-- REQUIRED WORK --
In the listing below, how many lines include "detail"? Give the number and no other text.

-- THE INPUT --
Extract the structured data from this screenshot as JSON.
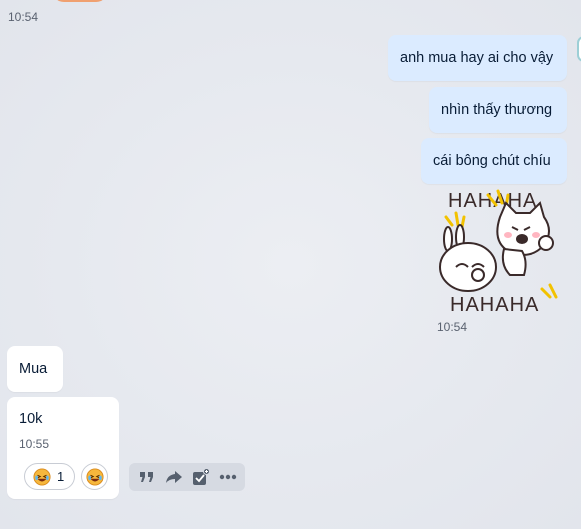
{
  "conversation": {
    "time_top": "10:54",
    "outgoing_messages": [
      {
        "text": "anh mua hay ai cho vậy"
      },
      {
        "text": "nhìn thấy thương"
      },
      {
        "text": "cái bông chút chíu"
      }
    ],
    "sticker": {
      "top_text": "HAHAHA",
      "bottom_text": "HAHAHA",
      "time": "10:54",
      "icon": "laughing-cat-bunny-sticker"
    },
    "incoming_messages": [
      {
        "text": "Mua"
      },
      {
        "text": "10k",
        "time": "10:55"
      }
    ],
    "reaction": {
      "icon": "laughing-emoji",
      "count": "1"
    }
  },
  "action_bar": {
    "items": [
      "quote-icon",
      "forward-icon",
      "task-icon",
      "more-icon"
    ]
  },
  "colors": {
    "background": "#e4e7ee",
    "outgoing_bubble": "#dbebff",
    "incoming_bubble": "#ffffff",
    "text": "#081c36"
  }
}
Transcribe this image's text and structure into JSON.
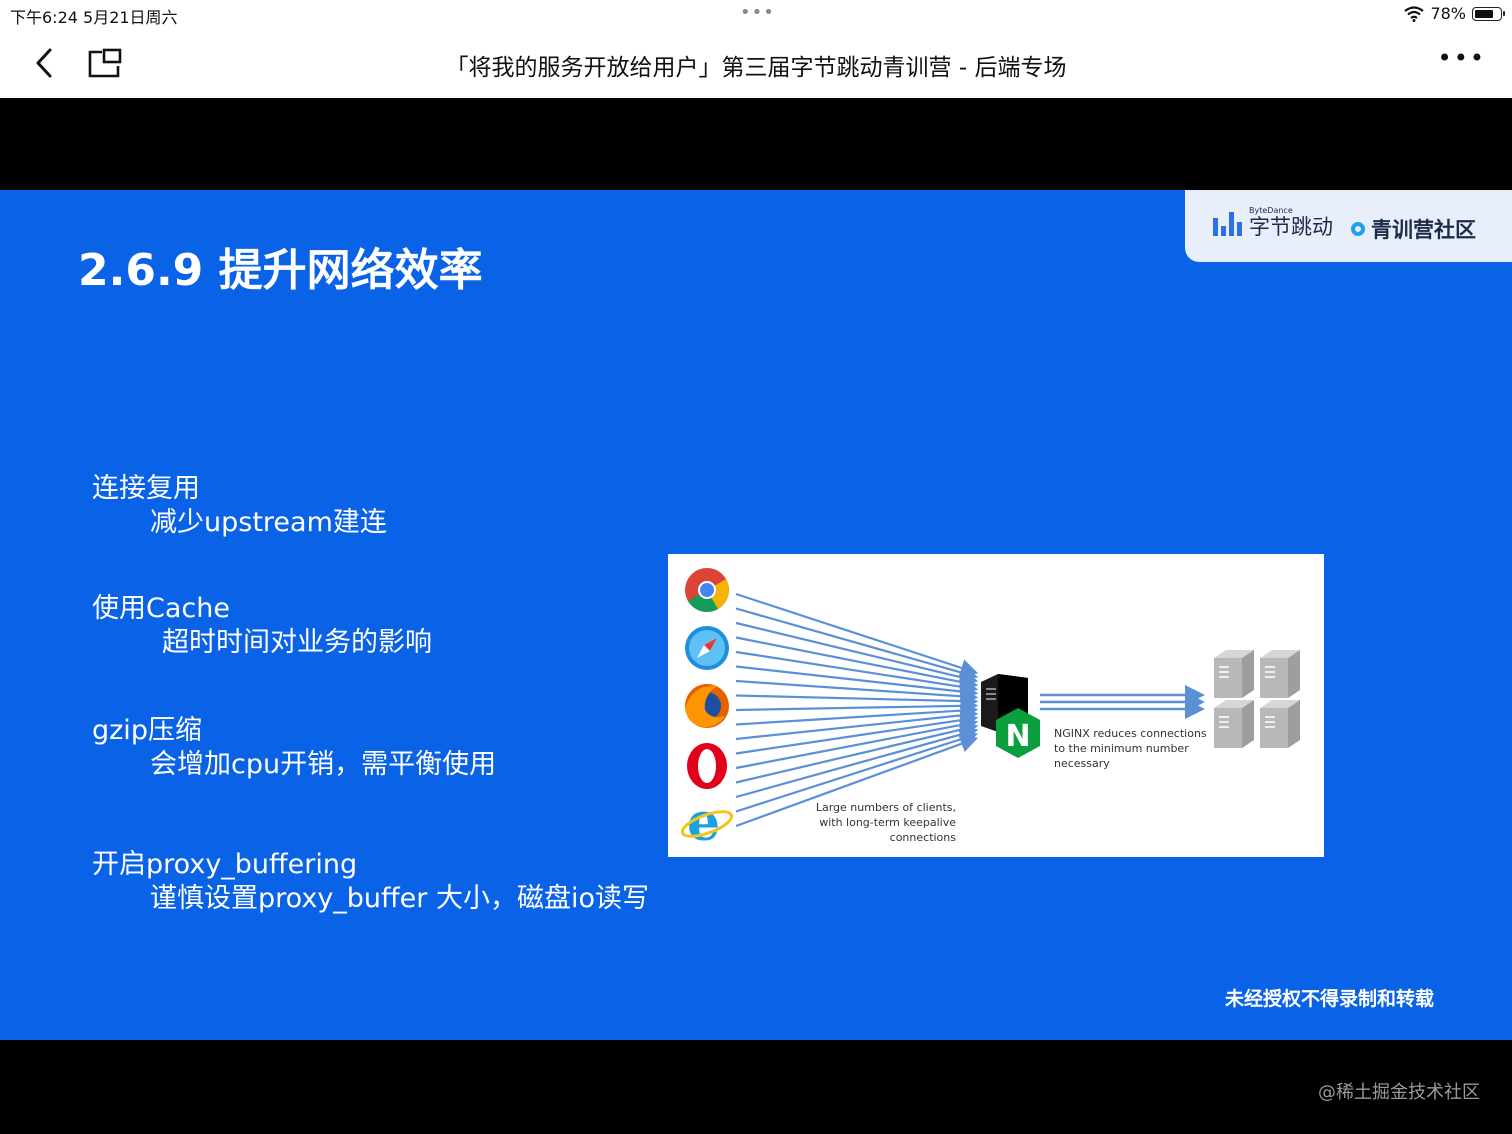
{
  "status_bar": {
    "time": "下午6:24   5月21日周六",
    "battery": "78%",
    "battery_level": 0.78
  },
  "nav": {
    "title": "「将我的服务开放给用户」第三届字节跳动青训营 - 后端专场",
    "back_icon": "chevron-left-icon",
    "pip_icon": "picture-in-picture-icon",
    "more_icon": "more-dots-icon"
  },
  "slide": {
    "title": "2.6.9 提升网络效率",
    "brand": {
      "bytedance_en": "ByteDance",
      "bytedance_cn": "字节跳动",
      "community": "青训营社区"
    },
    "items": [
      {
        "heading": "连接复用",
        "detail": "减少upstream建连"
      },
      {
        "heading": "使用Cache",
        "detail": "超时时间对业务的影响"
      },
      {
        "heading": "gzip压缩",
        "detail": "会增加cpu开销，需平衡使用"
      },
      {
        "heading": "开启proxy_buffering",
        "detail": "谨慎设置proxy_buffer 大小，磁盘io读写"
      }
    ],
    "diagram": {
      "clients_caption_line1": "Large numbers of clients,",
      "clients_caption_line2": "with long-term keepalive connections",
      "nginx_caption_line1": "NGINX reduces connections",
      "nginx_caption_line2": "to the minimum number",
      "nginx_caption_line3": "necessary",
      "nginx_letter": "N",
      "browsers": [
        "chrome-icon",
        "safari-icon",
        "firefox-icon",
        "opera-icon",
        "ie-icon"
      ]
    },
    "watermark": "未经授权不得录制和转载"
  },
  "corner_watermark": "@稀土掘金技术社区",
  "colors": {
    "slide_bg": "#0a63e6",
    "arrow": "#5b8fd6",
    "nginx_green": "#0b9e3c"
  }
}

-- ANSWER BELOW --
4